* _ASSIGNED TASK_
Each entry below needs to be copied exactly, with nothing dropped.

* _THE DATA_
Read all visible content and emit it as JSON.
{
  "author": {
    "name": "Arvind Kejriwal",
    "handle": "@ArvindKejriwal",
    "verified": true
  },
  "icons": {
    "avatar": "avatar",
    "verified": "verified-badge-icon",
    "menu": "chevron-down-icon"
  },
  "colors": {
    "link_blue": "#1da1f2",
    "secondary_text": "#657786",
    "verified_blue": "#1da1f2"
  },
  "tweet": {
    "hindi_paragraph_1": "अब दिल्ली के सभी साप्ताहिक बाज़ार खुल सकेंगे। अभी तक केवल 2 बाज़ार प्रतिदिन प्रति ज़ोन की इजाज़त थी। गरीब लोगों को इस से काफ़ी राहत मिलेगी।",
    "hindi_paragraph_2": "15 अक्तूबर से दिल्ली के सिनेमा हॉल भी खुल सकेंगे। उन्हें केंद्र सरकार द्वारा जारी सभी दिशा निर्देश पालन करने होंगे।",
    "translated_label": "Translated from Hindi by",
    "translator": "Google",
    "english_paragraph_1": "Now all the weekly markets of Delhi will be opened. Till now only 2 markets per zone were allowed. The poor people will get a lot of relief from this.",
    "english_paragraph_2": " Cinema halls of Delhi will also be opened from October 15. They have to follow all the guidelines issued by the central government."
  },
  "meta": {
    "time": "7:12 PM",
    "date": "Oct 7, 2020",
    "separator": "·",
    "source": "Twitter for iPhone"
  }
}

* _TASK OUTPUT_
Read all visible content and emit it as JSON.
{
  "author": {
    "name": "Arvind Kejriwal",
    "handle": "@ArvindKejriwal",
    "verified": true
  },
  "icons": {
    "avatar": "avatar",
    "verified": "verified-badge-icon",
    "menu": "chevron-down-icon"
  },
  "colors": {
    "link_blue": "#1da1f2",
    "secondary_text": "#657786",
    "verified_blue": "#1da1f2"
  },
  "tweet": {
    "hindi_paragraph_1": "अब दिल्ली के सभी साप्ताहिक बाज़ार खुल सकेंगे। अभी तक केवल 2 बाज़ार प्रतिदिन प्रति ज़ोन की इजाज़त थी। गरीब लोगों को इस से काफ़ी राहत मिलेगी।",
    "hindi_paragraph_2": "15 अक्तूबर से दिल्ली के सिनेमा हॉल भी खुल सकेंगे। उन्हें केंद्र सरकार द्वारा जारी सभी दिशा निर्देश पालन करने होंगे।",
    "translated_label": "Translated from Hindi by",
    "translator": "Google",
    "english_paragraph_1": "Now all the weekly markets of Delhi will be opened. Till now only 2 markets per zone were allowed. The poor people will get a lot of relief from this.",
    "english_paragraph_2": " Cinema halls of Delhi will also be opened from October 15. They have to follow all the guidelines issued by the central government."
  },
  "meta": {
    "time": "7:12 PM",
    "date": "Oct 7, 2020",
    "separator": "·",
    "source": "Twitter for iPhone"
  }
}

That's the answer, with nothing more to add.